Top members of President Joe Biden's coronavirus advisory team reportedly believe the United States may not reach COVID-19 "herd immunity" until much later than previously thought, meaning the goal posts for a return to normality could be pushed further into the future.
What is the background?
Dr. Anthony Fauci, chief medical adviser to Biden, predicted in December that America could reach the herd immunity threshold by the summer if the majority of Americans — 75% to 80% — are inoculated with the vaccine by the second quarter of 2021.
In fact, Fauci claimed Americans would see a return to "normality" by the fall if the general public participates in broad vaccination campaigns.
Speaking at a Harvard-hosted event, Fauci said:
Let's say we get 75 percent, 80 percent of the population vaccinated. If we do that, if we do it efficiently enough over the second quarter of 2021, by the time we get to the end of the summer, i.e., the third quarter, we may actually have enough herd immunity protecting our society that as we get to the end of 2021, we can approach very much some degree of normality that is close to where we were before.
In a separate interview with MSNBC, Fauci said, "By the time we get to the fall, we can start approaching some degree of relief where the level of infection will be so low in society we can start essentially approaching some form of normality."
But what is happening now?
Biden said during an interview with CBS News that aired prior to the Super Bowl that achieving herd immunity before the end of summer will be "very difficult."
Now, members of Biden's team believe the U.S. may not reach herd immunity until Thanksgiving — or even later — further extending life under COVID.
The Daily Beast reported:
Top members of Biden's COVID response team are warning internally that the U.S. may not reach herd immunity until Thanksgiving or even the start of winter — months later than originally calculated — according to two senior administration officials.
There are several reasons driving the bleak predictions.
First, vaccine distribution has been less than stellar, although data from the Centers for Disease Control and Prevention show that more than 62 million doses of COVID-19 vaccine have been distributed, and more than 43 million doses have been administered. The media blame former President Donald Trump for problems with vaccine distribution, but vaccine inoculations averaged nearly 1 million per day under Trump.

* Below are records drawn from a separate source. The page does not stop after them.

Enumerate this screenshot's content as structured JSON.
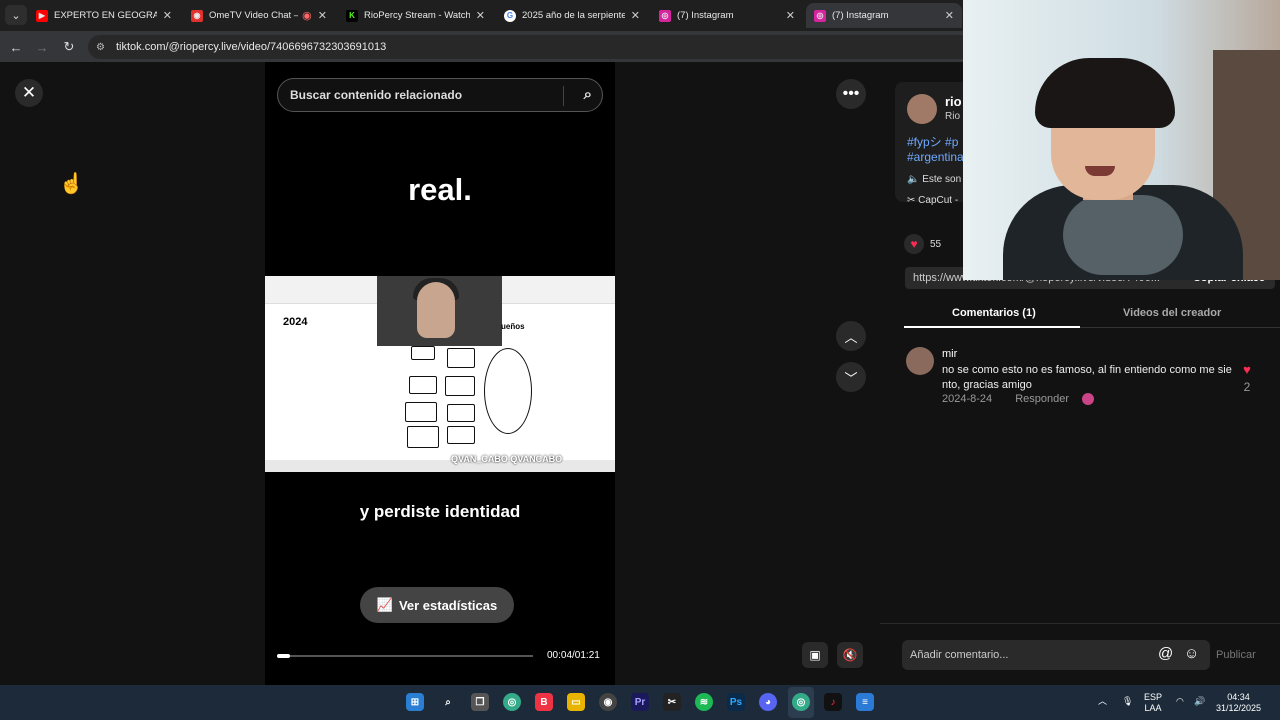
{
  "browser": {
    "tabs": [
      {
        "label": "EXPERTO EN GEOGRAFÍA",
        "icon": "youtube-icon",
        "color": "#ff0000"
      },
      {
        "label": "OmeTV Video Chat –",
        "icon": "ometv-icon",
        "color": "#e0312f"
      },
      {
        "label": "RioPercy Stream - Watch L",
        "icon": "kick-icon",
        "color": "#53fc18"
      },
      {
        "label": "2025 año de la serpiente",
        "icon": "google-icon",
        "color": "#4285f4"
      },
      {
        "label": "(7) Instagram",
        "icon": "instagram-icon",
        "color": "#d6249f"
      },
      {
        "label": "(7) Instagram",
        "icon": "instagram-icon",
        "color": "#d6249f"
      }
    ],
    "url": "tiktok.com/@riopercy.live/video/7406696732303691013"
  },
  "player": {
    "search_placeholder": "Buscar contenido relacionado",
    "caption_top": "real.",
    "caption_bottom": "y perdiste identidad",
    "frame_year": "2024",
    "frame_word": "ueños",
    "watermark": "QVAN_CABO   QVANCABO",
    "stats_label": "Ver estadísticas",
    "time": "00:04/01:21",
    "progress": 0.05
  },
  "panel": {
    "username": "rio",
    "display_name": "Rio",
    "hashtags": "#fypシ #p #argentina",
    "sound": "Este son",
    "capcut": "CapCut -",
    "likes": "55",
    "link": "https://www.tiktok.com/@riopercy.live/video/7406...",
    "copy_link": "Copiar enlace",
    "tab_comments": "Comentarios (1)",
    "tab_creator": "Videos del creador",
    "comment": {
      "user": "mir",
      "text": "no se como esto no es famoso, al fin entiendo como me sie nto, gracias amigo",
      "date": "2024-8-24",
      "reply": "Responder",
      "likes": "2"
    },
    "input_placeholder": "Añadir comentario...",
    "publish": "Publicar"
  },
  "taskbar": {
    "lang_top": "ESP",
    "lang_bottom": "LAA",
    "time": "04:34",
    "date": "31/12/2025"
  },
  "colors": {
    "accent": "#fe2c55",
    "hashtag": "#6fa8ff",
    "taskbar": "#1c2a3a"
  }
}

Meanwhile, experts fear that COVID-19 variants may render current COVID vaccines less-than-effective, meaning COVID may be a virus that is here to stay for the long haul, as the Washington Post noted.
At any rate, no one even knows how many Americans would need to be inoculated before the U.S. reaches herd immunity.
Fauci, for example, infamously admitted to deceiving Americans about the herd immunity threshold because he sought to encourage more Americans to receive the COVID-19 vaccine.
The percentage, Fauci told the New York Times, is probably more than 70% and less than 90%.
"We really don't know what the real number is. I think the real range is somewhere between 70 to 90 percent," he said.